Extracted information:
====

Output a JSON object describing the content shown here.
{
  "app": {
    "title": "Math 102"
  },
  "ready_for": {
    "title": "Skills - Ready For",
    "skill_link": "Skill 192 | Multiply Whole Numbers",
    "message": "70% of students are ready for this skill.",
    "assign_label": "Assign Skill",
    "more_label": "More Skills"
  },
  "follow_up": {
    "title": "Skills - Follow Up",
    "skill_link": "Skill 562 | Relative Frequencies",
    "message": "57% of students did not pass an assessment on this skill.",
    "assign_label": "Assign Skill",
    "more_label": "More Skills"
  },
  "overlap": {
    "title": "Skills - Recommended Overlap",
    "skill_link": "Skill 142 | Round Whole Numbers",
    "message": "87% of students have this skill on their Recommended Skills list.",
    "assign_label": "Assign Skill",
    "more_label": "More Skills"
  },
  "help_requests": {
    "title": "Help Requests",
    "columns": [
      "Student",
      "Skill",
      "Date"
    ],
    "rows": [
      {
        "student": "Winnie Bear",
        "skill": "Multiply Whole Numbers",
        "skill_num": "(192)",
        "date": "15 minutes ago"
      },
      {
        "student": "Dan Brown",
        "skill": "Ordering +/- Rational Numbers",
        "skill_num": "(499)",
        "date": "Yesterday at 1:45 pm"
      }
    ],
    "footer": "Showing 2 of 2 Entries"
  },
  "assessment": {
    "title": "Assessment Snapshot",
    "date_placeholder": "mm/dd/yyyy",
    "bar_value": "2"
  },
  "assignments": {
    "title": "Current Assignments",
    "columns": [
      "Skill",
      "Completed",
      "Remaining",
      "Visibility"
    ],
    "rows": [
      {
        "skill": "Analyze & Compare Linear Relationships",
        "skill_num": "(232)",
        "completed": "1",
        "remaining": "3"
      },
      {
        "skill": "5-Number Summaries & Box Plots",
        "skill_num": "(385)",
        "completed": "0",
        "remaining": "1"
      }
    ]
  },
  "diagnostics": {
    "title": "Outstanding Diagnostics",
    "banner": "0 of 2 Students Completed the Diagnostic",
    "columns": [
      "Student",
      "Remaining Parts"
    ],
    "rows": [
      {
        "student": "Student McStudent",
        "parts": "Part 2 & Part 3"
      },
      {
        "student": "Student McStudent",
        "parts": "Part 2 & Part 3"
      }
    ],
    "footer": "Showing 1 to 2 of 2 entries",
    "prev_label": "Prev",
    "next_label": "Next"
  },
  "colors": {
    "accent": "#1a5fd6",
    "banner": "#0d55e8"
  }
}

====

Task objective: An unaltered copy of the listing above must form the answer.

Answer for the task:
Output a JSON object describing the content shown here.
{
  "app": {
    "title": "Math 102"
  },
  "ready_for": {
    "title": "Skills - Ready For",
    "skill_link": "Skill 192 | Multiply Whole Numbers",
    "message": "70% of students are ready for this skill.",
    "assign_label": "Assign Skill",
    "more_label": "More Skills"
  },
  "follow_up": {
    "title": "Skills - Follow Up",
    "skill_link": "Skill 562 | Relative Frequencies",
    "message": "57% of students did not pass an assessment on this skill.",
    "assign_label": "Assign Skill",
    "more_label": "More Skills"
  },
  "overlap": {
    "title": "Skills - Recommended Overlap",
    "skill_link": "Skill 142 | Round Whole Numbers",
    "message": "87% of students have this skill on their Recommended Skills list.",
    "assign_label": "Assign Skill",
    "more_label": "More Skills"
  },
  "help_requests": {
    "title": "Help Requests",
    "columns": [
      "Student",
      "Skill",
      "Date"
    ],
    "rows": [
      {
        "student": "Winnie Bear",
        "skill": "Multiply Whole Numbers",
        "skill_num": "(192)",
        "date": "15 minutes ago"
      },
      {
        "student": "Dan Brown",
        "skill": "Ordering +/- Rational Numbers",
        "skill_num": "(499)",
        "date": "Yesterday at 1:45 pm"
      }
    ],
    "footer": "Showing 2 of 2 Entries"
  },
  "assessment": {
    "title": "Assessment Snapshot",
    "date_placeholder": "mm/dd/yyyy",
    "bar_value": "2"
  },
  "assignments": {
    "title": "Current Assignments",
    "columns": [
      "Skill",
      "Completed",
      "Remaining",
      "Visibility"
    ],
    "rows": [
      {
        "skill": "Analyze & Compare Linear Relationships",
        "skill_num": "(232)",
        "completed": "1",
        "remaining": "3"
      },
      {
        "skill": "5-Number Summaries & Box Plots",
        "skill_num": "(385)",
        "completed": "0",
        "remaining": "1"
      }
    ]
  },
  "diagnostics": {
    "title": "Outstanding Diagnostics",
    "banner": "0 of 2 Students Completed the Diagnostic",
    "columns": [
      "Student",
      "Remaining Parts"
    ],
    "rows": [
      {
        "student": "Student McStudent",
        "parts": "Part 2 & Part 3"
      },
      {
        "student": "Student McStudent",
        "parts": "Part 2 & Part 3"
      }
    ],
    "footer": "Showing 1 to 2 of 2 entries",
    "prev_label": "Prev",
    "next_label": "Next"
  },
  "colors": {
    "accent": "#1a5fd6",
    "banner": "#0d55e8"
  }
}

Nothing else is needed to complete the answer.